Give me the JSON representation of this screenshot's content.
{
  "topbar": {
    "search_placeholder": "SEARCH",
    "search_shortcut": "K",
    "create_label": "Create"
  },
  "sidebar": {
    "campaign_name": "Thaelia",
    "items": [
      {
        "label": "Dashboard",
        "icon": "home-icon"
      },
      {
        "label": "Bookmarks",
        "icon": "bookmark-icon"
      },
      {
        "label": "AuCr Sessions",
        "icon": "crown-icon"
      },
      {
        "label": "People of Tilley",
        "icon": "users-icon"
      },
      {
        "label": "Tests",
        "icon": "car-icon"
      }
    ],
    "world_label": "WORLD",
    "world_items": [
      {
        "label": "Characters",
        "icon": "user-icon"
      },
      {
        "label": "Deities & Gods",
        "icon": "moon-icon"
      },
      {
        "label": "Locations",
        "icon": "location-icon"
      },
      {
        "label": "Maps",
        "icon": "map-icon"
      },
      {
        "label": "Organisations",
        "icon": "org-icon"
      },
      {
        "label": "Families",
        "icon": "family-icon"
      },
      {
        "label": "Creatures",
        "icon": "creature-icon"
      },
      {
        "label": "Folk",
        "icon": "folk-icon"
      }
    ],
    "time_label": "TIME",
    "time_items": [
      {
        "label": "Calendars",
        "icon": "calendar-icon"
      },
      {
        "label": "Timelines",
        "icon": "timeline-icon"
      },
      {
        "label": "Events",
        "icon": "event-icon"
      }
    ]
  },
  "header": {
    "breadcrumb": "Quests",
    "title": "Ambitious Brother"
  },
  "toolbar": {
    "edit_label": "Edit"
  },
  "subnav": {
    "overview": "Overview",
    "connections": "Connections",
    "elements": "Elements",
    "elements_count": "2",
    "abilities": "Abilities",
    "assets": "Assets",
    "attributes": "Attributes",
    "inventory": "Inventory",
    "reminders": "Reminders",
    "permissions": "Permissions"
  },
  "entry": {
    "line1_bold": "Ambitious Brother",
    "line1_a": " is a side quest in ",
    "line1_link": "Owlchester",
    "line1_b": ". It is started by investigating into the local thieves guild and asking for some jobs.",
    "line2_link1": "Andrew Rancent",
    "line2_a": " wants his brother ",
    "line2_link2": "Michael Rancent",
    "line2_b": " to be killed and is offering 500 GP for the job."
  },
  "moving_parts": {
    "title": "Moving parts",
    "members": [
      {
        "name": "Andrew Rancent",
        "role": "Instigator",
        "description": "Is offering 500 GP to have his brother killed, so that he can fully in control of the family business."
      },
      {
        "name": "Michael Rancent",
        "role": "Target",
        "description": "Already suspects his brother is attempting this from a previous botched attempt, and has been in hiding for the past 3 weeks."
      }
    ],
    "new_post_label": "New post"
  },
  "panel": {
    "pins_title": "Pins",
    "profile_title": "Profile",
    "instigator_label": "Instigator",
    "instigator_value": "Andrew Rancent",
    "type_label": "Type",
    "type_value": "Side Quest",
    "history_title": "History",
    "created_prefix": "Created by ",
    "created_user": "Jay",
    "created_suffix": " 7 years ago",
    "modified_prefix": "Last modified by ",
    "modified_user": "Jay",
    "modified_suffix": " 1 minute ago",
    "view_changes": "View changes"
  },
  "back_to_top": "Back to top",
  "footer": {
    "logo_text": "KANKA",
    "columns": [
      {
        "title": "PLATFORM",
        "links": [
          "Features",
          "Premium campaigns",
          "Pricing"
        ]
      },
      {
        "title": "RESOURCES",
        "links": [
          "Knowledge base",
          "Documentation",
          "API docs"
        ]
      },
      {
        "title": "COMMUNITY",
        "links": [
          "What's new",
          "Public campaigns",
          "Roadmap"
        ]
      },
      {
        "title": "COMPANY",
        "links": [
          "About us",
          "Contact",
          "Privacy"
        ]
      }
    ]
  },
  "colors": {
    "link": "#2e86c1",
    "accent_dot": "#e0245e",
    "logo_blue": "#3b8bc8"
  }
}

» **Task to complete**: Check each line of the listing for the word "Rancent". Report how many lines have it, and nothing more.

» **Answer section**: 5